» Information
━━━━━━━━━━━━━━━━━━━━
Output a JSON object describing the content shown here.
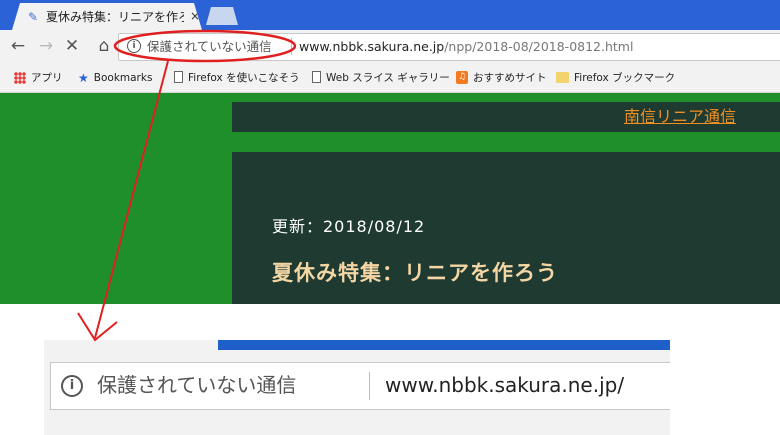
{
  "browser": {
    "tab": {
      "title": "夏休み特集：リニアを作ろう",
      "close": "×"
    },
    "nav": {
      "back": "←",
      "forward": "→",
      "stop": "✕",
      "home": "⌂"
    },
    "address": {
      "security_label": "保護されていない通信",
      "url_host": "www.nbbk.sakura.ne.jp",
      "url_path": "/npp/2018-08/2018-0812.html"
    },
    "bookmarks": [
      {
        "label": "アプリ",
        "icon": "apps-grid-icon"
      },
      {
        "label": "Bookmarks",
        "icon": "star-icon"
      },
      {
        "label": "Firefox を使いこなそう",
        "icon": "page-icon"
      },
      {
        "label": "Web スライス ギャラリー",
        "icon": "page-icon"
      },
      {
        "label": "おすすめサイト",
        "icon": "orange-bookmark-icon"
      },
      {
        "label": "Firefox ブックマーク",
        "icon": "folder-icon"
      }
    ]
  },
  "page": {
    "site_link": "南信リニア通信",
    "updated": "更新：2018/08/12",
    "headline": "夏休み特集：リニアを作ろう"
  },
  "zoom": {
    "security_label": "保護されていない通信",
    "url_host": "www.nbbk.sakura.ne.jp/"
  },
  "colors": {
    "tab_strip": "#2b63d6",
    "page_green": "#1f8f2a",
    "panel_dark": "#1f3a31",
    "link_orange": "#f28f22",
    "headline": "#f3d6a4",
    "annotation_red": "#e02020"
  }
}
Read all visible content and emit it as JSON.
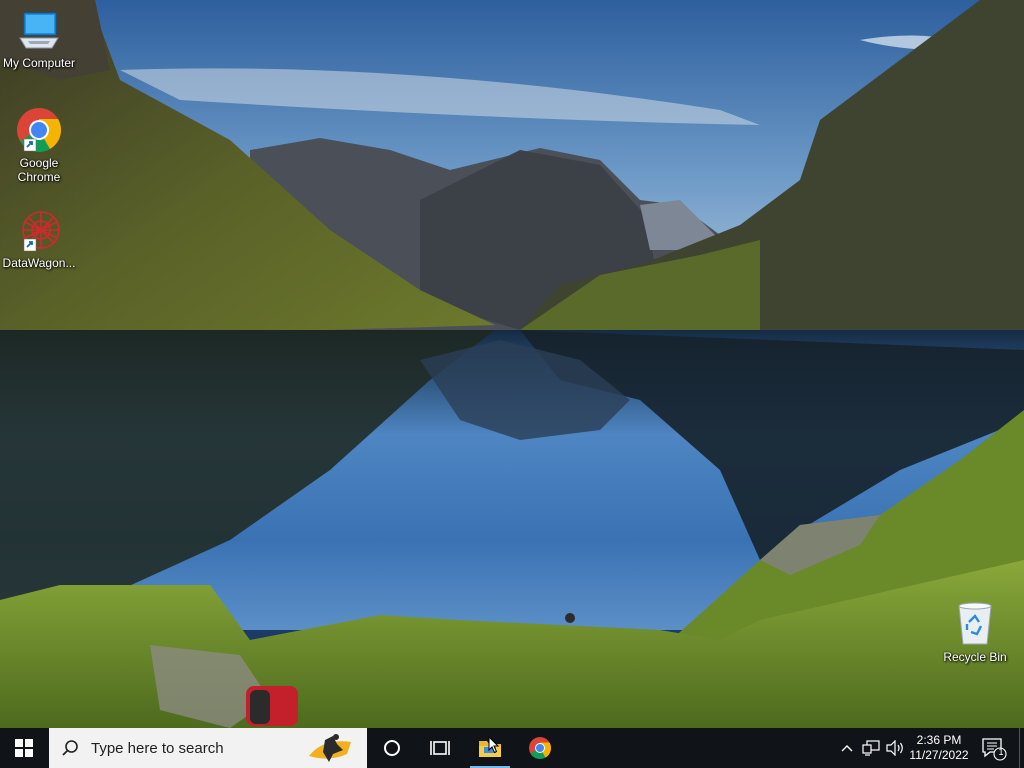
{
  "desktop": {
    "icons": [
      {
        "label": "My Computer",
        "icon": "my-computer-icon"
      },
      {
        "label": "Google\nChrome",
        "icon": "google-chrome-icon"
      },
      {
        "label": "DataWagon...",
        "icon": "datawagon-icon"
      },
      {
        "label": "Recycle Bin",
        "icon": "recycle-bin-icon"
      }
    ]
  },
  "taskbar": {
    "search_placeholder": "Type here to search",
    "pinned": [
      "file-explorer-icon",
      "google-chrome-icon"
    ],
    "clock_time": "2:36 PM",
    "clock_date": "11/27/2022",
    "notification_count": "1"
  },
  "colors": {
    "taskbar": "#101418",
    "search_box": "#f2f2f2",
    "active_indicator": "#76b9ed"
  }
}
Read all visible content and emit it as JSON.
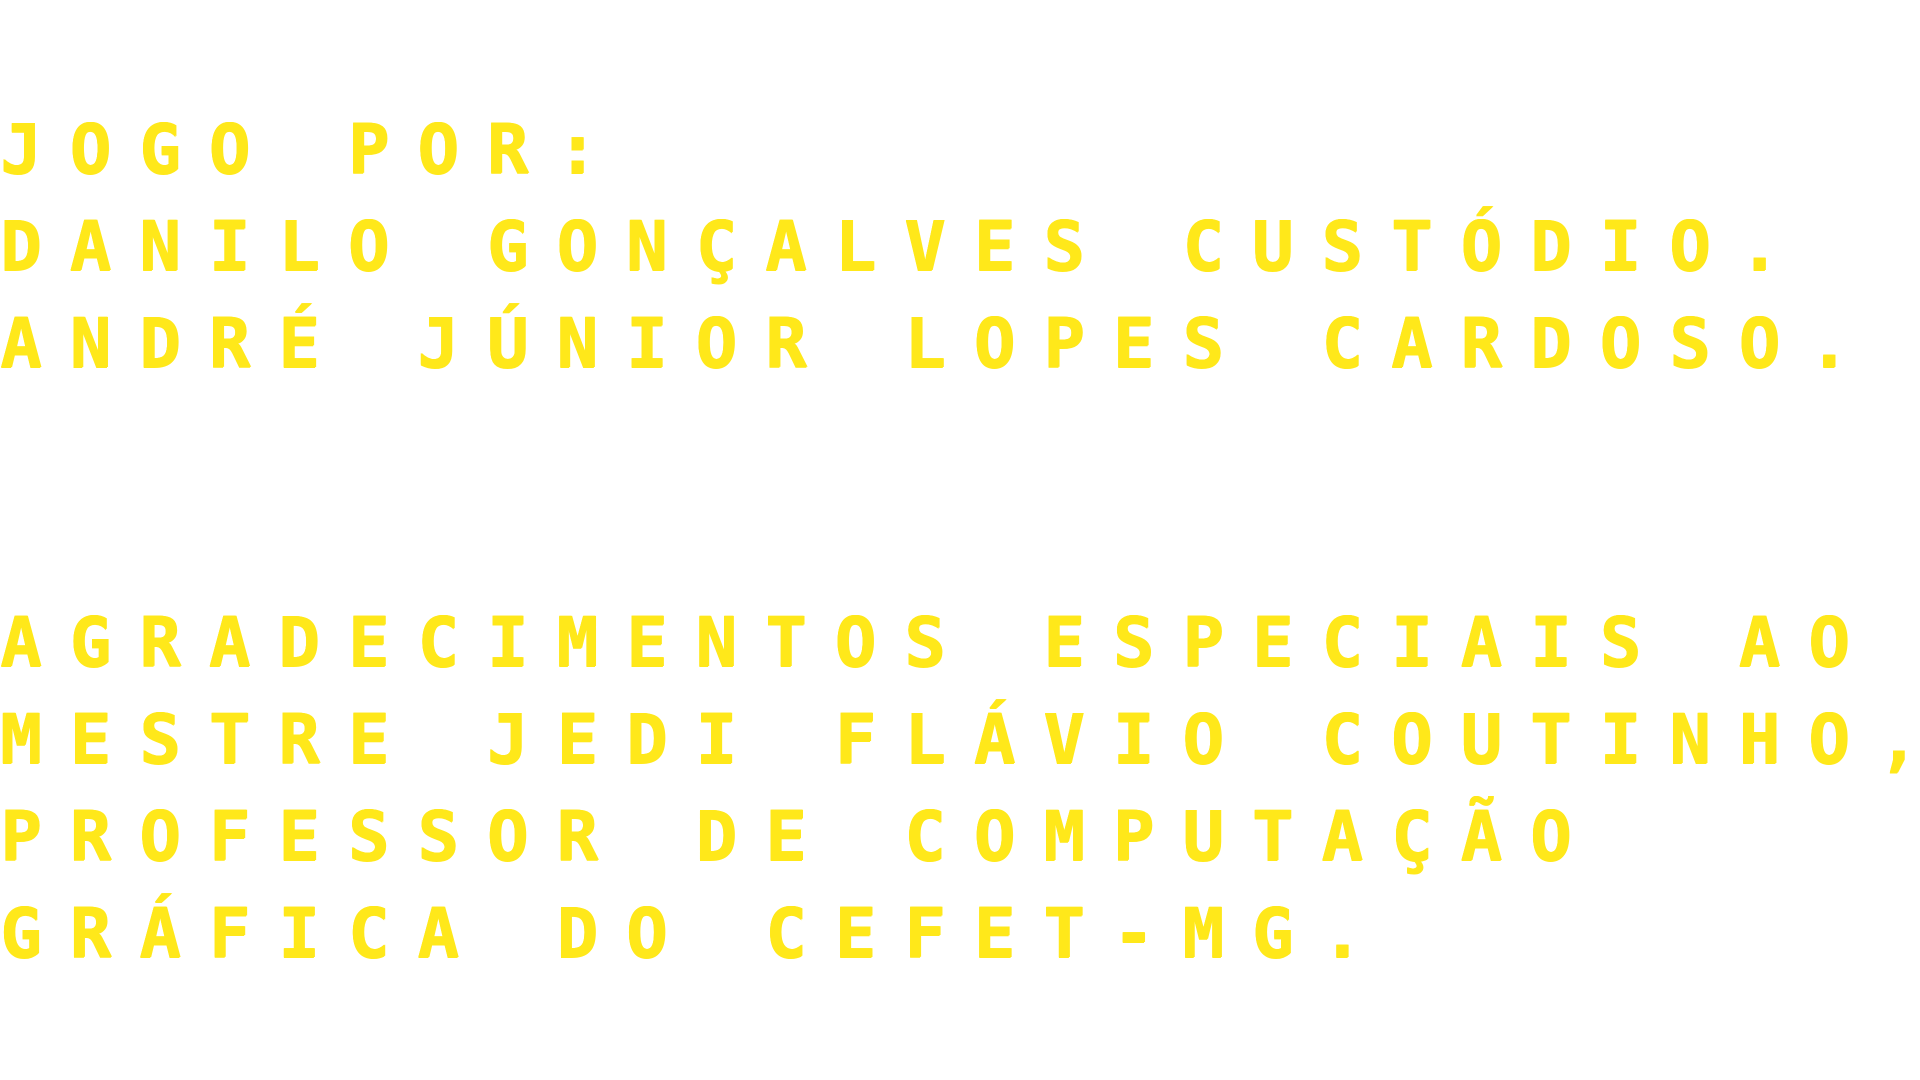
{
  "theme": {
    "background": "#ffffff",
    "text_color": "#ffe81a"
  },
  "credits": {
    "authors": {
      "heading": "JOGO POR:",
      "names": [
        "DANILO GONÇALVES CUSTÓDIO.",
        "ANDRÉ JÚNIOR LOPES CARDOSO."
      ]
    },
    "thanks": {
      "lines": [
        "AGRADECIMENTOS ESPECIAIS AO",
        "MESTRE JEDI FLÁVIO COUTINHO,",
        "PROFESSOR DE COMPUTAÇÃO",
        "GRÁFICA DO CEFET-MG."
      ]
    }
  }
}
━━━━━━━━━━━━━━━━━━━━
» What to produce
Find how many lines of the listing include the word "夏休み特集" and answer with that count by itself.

» Response to the exercise
2